# Dataset rows for apps and sites
-------
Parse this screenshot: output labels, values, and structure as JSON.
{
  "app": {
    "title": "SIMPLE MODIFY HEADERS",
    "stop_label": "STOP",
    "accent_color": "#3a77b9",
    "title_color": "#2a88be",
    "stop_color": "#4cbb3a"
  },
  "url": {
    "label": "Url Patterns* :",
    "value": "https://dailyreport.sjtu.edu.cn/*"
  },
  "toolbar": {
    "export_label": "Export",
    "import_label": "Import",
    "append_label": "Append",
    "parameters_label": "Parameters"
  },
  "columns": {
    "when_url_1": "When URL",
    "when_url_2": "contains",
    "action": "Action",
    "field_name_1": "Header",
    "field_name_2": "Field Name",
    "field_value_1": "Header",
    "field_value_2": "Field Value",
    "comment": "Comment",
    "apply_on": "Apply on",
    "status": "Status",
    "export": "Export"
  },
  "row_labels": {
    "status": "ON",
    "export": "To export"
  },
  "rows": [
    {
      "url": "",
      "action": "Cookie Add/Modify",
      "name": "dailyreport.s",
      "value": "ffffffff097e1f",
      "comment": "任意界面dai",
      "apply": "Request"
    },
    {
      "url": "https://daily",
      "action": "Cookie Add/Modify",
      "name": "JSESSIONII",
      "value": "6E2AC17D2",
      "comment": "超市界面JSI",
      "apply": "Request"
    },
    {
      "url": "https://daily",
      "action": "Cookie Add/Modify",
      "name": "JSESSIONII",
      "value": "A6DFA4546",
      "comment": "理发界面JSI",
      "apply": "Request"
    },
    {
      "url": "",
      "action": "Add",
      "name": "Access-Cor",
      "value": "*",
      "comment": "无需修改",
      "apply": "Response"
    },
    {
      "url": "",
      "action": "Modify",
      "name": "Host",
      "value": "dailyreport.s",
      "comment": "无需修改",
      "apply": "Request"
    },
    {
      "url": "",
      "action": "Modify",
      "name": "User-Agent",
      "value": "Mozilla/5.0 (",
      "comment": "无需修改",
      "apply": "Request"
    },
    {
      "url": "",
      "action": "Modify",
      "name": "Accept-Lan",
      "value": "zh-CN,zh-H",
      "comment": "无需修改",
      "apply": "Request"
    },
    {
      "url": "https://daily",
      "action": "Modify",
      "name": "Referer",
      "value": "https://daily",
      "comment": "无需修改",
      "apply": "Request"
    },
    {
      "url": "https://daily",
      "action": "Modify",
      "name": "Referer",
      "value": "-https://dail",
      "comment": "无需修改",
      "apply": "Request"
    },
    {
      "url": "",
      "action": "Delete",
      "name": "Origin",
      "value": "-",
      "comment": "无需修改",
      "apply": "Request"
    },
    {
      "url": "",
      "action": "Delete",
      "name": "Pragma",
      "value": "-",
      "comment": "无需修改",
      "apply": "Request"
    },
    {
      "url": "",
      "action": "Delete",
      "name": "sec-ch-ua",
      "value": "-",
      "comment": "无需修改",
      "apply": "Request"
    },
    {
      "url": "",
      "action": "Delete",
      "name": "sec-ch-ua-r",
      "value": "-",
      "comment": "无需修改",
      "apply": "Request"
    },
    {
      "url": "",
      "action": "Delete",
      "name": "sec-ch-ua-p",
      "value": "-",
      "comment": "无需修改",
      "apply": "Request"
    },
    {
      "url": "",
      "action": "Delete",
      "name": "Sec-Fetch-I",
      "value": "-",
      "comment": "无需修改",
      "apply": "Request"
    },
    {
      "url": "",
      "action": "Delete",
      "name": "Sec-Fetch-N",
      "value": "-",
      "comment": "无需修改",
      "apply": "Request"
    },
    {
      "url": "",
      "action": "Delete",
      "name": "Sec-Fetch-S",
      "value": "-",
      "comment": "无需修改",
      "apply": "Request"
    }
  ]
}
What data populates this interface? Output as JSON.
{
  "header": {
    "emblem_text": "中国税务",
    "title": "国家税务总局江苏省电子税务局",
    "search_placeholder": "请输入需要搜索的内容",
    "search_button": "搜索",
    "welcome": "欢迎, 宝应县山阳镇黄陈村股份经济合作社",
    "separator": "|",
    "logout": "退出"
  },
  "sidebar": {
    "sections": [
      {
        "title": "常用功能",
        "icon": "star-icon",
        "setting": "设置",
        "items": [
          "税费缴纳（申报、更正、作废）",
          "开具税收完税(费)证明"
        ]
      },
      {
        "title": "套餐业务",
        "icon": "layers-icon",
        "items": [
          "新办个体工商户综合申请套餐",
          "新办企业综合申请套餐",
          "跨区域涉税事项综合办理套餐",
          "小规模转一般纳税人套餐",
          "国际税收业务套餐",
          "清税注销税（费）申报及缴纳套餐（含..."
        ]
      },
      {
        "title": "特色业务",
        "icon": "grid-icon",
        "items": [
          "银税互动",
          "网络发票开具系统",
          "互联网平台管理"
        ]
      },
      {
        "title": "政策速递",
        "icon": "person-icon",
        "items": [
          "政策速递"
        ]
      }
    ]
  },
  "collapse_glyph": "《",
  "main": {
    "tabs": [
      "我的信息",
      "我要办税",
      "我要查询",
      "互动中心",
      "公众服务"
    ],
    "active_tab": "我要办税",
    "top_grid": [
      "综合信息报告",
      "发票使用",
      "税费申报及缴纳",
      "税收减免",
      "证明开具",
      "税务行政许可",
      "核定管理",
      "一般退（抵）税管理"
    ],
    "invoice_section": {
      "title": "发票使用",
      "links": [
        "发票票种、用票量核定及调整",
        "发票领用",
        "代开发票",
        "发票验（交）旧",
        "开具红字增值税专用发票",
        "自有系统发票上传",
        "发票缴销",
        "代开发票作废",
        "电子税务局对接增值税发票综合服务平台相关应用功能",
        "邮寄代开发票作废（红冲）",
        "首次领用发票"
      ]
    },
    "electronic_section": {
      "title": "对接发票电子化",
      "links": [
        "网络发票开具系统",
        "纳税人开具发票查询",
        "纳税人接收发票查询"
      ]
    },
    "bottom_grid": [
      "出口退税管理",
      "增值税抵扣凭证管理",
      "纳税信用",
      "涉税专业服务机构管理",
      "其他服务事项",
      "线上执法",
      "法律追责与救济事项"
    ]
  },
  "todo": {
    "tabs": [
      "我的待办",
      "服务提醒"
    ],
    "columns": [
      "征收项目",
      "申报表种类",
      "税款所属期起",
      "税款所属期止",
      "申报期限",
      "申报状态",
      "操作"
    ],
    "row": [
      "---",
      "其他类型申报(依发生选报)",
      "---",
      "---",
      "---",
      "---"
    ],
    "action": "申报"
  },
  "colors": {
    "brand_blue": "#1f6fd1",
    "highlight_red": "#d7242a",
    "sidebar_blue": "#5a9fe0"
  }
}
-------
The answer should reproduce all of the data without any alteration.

Parse this screenshot: output labels, values, and structure as JSON.
{
  "app": {
    "title": "SIMPLE MODIFY HEADERS",
    "stop_label": "STOP",
    "accent_color": "#3a77b9",
    "title_color": "#2a88be",
    "stop_color": "#4cbb3a"
  },
  "url": {
    "label": "Url Patterns* :",
    "value": "https://dailyreport.sjtu.edu.cn/*"
  },
  "toolbar": {
    "export_label": "Export",
    "import_label": "Import",
    "append_label": "Append",
    "parameters_label": "Parameters"
  },
  "columns": {
    "when_url_1": "When URL",
    "when_url_2": "contains",
    "action": "Action",
    "field_name_1": "Header",
    "field_name_2": "Field Name",
    "field_value_1": "Header",
    "field_value_2": "Field Value",
    "comment": "Comment",
    "apply_on": "Apply on",
    "status": "Status",
    "export": "Export"
  },
  "row_labels": {
    "status": "ON",
    "export": "To export"
  },
  "rows": [
    {
      "url": "",
      "action": "Cookie Add/Modify",
      "name": "dailyreport.s",
      "value": "ffffffff097e1f",
      "comment": "任意界面dai",
      "apply": "Request"
    },
    {
      "url": "https://daily",
      "action": "Cookie Add/Modify",
      "name": "JSESSIONII",
      "value": "6E2AC17D2",
      "comment": "超市界面JSI",
      "apply": "Request"
    },
    {
      "url": "https://daily",
      "action": "Cookie Add/Modify",
      "name": "JSESSIONII",
      "value": "A6DFA4546",
      "comment": "理发界面JSI",
      "apply": "Request"
    },
    {
      "url": "",
      "action": "Add",
      "name": "Access-Cor",
      "value": "*",
      "comment": "无需修改",
      "apply": "Response"
    },
    {
      "url": "",
      "action": "Modify",
      "name": "Host",
      "value": "dailyreport.s",
      "comment": "无需修改",
      "apply": "Request"
    },
    {
      "url": "",
      "action": "Modify",
      "name": "User-Agent",
      "value": "Mozilla/5.0 (",
      "comment": "无需修改",
      "apply": "Request"
    },
    {
      "url": "",
      "action": "Modify",
      "name": "Accept-Lan",
      "value": "zh-CN,zh-H",
      "comment": "无需修改",
      "apply": "Request"
    },
    {
      "url": "https://daily",
      "action": "Modify",
      "name": "Referer",
      "value": "https://daily",
      "comment": "无需修改",
      "apply": "Request"
    },
    {
      "url": "https://daily",
      "action": "Modify",
      "name": "Referer",
      "value": "-https://dail",
      "comment": "无需修改",
      "apply": "Request"
    },
    {
      "url": "",
      "action": "Delete",
      "name": "Origin",
      "value": "-",
      "comment": "无需修改",
      "apply": "Request"
    },
    {
      "url": "",
      "action": "Delete",
      "name": "Pragma",
      "value": "-",
      "comment": "无需修改",
      "apply": "Request"
    },
    {
      "url": "",
      "action": "Delete",
      "name": "sec-ch-ua",
      "value": "-",
      "comment": "无需修改",
      "apply": "Request"
    },
    {
      "url": "",
      "action": "Delete",
      "name": "sec-ch-ua-r",
      "value": "-",
      "comment": "无需修改",
      "apply": "Request"
    },
    {
      "url": "",
      "action": "Delete",
      "name": "sec-ch-ua-p",
      "value": "-",
      "comment": "无需修改",
      "apply": "Request"
    },
    {
      "url": "",
      "action": "Delete",
      "name": "Sec-Fetch-I",
      "value": "-",
      "comment": "无需修改",
      "apply": "Request"
    },
    {
      "url": "",
      "action": "Delete",
      "name": "Sec-Fetch-N",
      "value": "-",
      "comment": "无需修改",
      "apply": "Request"
    },
    {
      "url": "",
      "action": "Delete",
      "name": "Sec-Fetch-S",
      "value": "-",
      "comment": "无需修改",
      "apply": "Request"
    }
  ]
}
What data populates this interface? Output as JSON.
{
  "header": {
    "emblem_text": "中国税务",
    "title": "国家税务总局江苏省电子税务局",
    "search_placeholder": "请输入需要搜索的内容",
    "search_button": "搜索",
    "welcome": "欢迎, 宝应县山阳镇黄陈村股份经济合作社",
    "separator": "|",
    "logout": "退出"
  },
  "sidebar": {
    "sections": [
      {
        "title": "常用功能",
        "icon": "star-icon",
        "setting": "设置",
        "items": [
          "税费缴纳（申报、更正、作废）",
          "开具税收完税(费)证明"
        ]
      },
      {
        "title": "套餐业务",
        "icon": "layers-icon",
        "items": [
          "新办个体工商户综合申请套餐",
          "新办企业综合申请套餐",
          "跨区域涉税事项综合办理套餐",
          "小规模转一般纳税人套餐",
          "国际税收业务套餐",
          "清税注销税（费）申报及缴纳套餐（含..."
        ]
      },
      {
        "title": "特色业务",
        "icon": "grid-icon",
        "items": [
          "银税互动",
          "网络发票开具系统",
          "互联网平台管理"
        ]
      },
      {
        "title": "政策速递",
        "icon": "person-icon",
        "items": [
          "政策速递"
        ]
      }
    ]
  },
  "collapse_glyph": "《",
  "main": {
    "tabs": [
      "我的信息",
      "我要办税",
      "我要查询",
      "互动中心",
      "公众服务"
    ],
    "active_tab": "我要办税",
    "top_grid": [
      "综合信息报告",
      "发票使用",
      "税费申报及缴纳",
      "税收减免",
      "证明开具",
      "税务行政许可",
      "核定管理",
      "一般退（抵）税管理"
    ],
    "invoice_section": {
      "title": "发票使用",
      "links": [
        "发票票种、用票量核定及调整",
        "发票领用",
        "代开发票",
        "发票验（交）旧",
        "开具红字增值税专用发票",
        "自有系统发票上传",
        "发票缴销",
        "代开发票作废",
        "电子税务局对接增值税发票综合服务平台相关应用功能",
        "邮寄代开发票作废（红冲）",
        "首次领用发票"
      ]
    },
    "electronic_section": {
      "title": "对接发票电子化",
      "links": [
        "网络发票开具系统",
        "纳税人开具发票查询",
        "纳税人接收发票查询"
      ]
    },
    "bottom_grid": [
      "出口退税管理",
      "增值税抵扣凭证管理",
      "纳税信用",
      "涉税专业服务机构管理",
      "其他服务事项",
      "线上执法",
      "法律追责与救济事项"
    ]
  },
  "todo": {
    "tabs": [
      "我的待办",
      "服务提醒"
    ],
    "columns": [
      "征收项目",
      "申报表种类",
      "税款所属期起",
      "税款所属期止",
      "申报期限",
      "申报状态",
      "操作"
    ],
    "row": [
      "---",
      "其他类型申报(依发生选报)",
      "---",
      "---",
      "---",
      "---"
    ],
    "action": "申报"
  },
  "colors": {
    "brand_blue": "#1f6fd1",
    "highlight_red": "#d7242a",
    "sidebar_blue": "#5a9fe0"
  }
}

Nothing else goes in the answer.